O.J. Simpson was denied a new trial Friday by the Nevada judge who presided over his conviction in the gunpoint robbery of two sports memorabilia dealers in a Las Vegas hotel room.
Clark County District Judge Jackie Glass said challenges raised by lawyers for Simpson and co-defendant Clarence "C.J." Stewart did not rise to the level of granting another trial.
"All of the issues have been preserved for the (Nevada) Supreme Court," Glass said, acknowledging her rulings could be appealed to the state's only appellate court.
Simpson, the former football star, and Stewart, who were shackled and in jail garb, did not speak during the 20-minute hearing, at which the judge also denied requests to release them on bail pending sentencing Dec. 5.
"They face life sentences, mandatory prison," Glass said. "Your motions are being denied."
Simpson, 61, and Stewart, 54, were convicted Oct. 3 of charges including kidnapping, armed robbery and assault with a deadly weapon in the hotel room confrontation on Sept. 13, 2007. Simpson has argued he was trying to recover stolen mementos.
Each faces five years to life in prison on each of their two kidnapping convictions, and a mandatory sentence of at least two years or up to 30 years on each of the two armed robbery convictions.
Stewart's lawyer, Brent Bryson, on Friday raised a new allegation of misconduct by the jury foreman, Paul Connelly. Bryson said an investigator for Simpson's lawyers found that Connelly was dismissed from a job with a soft drink company after making racially disparaging statements.
"That's problematic for our clients, who are black," Bryson said.
Simpson lawyer Yale Galanter did not address the jury misconduct issue during the hearing. Outside court, he confirmed Bryson's statements but declined to provide more information.
Bryson has argued that Connelly told the media after Simpson's conviction that he thought he should have gotten life in prison for the 1994 slaying of his ex-wife, Nicole Brown Simpson, and her friend, Ronald Goldman, in Los Angeles.
Connelly has said those comments were taken out of context, and he did not respond to telephone messages Friday from The Associated Press.
In her ruling, Glass sided with prosecutor Chris Owens, who said defense lawyers "were not under any illusions" about Connelly's opinions after reviewing his jury questionnaire and asking him questions directly.
"I find that nothing has risen to a level of juror misconduct," Glass said.
In another matter, Nevada Attorney General Jill Davis submitted documents Monday asking the state Supreme Court to uphold Glass' decisions to withhold jury questionnaires from the public until the trial was over and redact the documents when they were released.

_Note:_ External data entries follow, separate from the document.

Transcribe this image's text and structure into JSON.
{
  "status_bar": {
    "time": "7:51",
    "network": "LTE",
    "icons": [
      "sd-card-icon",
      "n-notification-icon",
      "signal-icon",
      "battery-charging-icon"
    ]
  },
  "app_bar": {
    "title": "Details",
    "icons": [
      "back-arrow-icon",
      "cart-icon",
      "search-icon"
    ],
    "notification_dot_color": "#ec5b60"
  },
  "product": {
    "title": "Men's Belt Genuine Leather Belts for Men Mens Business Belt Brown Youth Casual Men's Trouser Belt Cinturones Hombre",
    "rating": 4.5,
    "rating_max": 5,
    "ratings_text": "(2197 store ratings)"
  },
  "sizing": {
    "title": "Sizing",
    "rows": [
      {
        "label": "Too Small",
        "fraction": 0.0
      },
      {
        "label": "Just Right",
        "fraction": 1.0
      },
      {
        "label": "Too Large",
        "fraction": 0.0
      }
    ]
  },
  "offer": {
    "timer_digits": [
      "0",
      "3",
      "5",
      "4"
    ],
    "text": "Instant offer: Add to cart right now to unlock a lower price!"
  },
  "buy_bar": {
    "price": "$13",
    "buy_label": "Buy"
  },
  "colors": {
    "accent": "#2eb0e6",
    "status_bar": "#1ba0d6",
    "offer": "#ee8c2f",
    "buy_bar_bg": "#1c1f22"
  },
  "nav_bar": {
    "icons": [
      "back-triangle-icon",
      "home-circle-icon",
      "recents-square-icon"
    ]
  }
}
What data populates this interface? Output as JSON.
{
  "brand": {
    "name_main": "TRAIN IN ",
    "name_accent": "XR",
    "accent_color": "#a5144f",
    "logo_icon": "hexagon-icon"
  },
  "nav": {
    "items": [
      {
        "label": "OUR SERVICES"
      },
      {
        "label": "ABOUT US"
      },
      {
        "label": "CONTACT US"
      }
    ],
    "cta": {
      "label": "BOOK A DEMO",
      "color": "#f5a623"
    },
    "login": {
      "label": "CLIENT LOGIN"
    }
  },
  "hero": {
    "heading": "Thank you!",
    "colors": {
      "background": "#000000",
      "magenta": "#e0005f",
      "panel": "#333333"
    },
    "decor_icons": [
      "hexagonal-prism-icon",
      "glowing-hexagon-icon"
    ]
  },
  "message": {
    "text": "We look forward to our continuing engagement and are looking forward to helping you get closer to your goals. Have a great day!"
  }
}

Lawyer Colby Williams, representing the AP and the Las Vegas Review-Journal, said Friday that case law is clear and jury questioning should be an open process and questionnaires should be made public.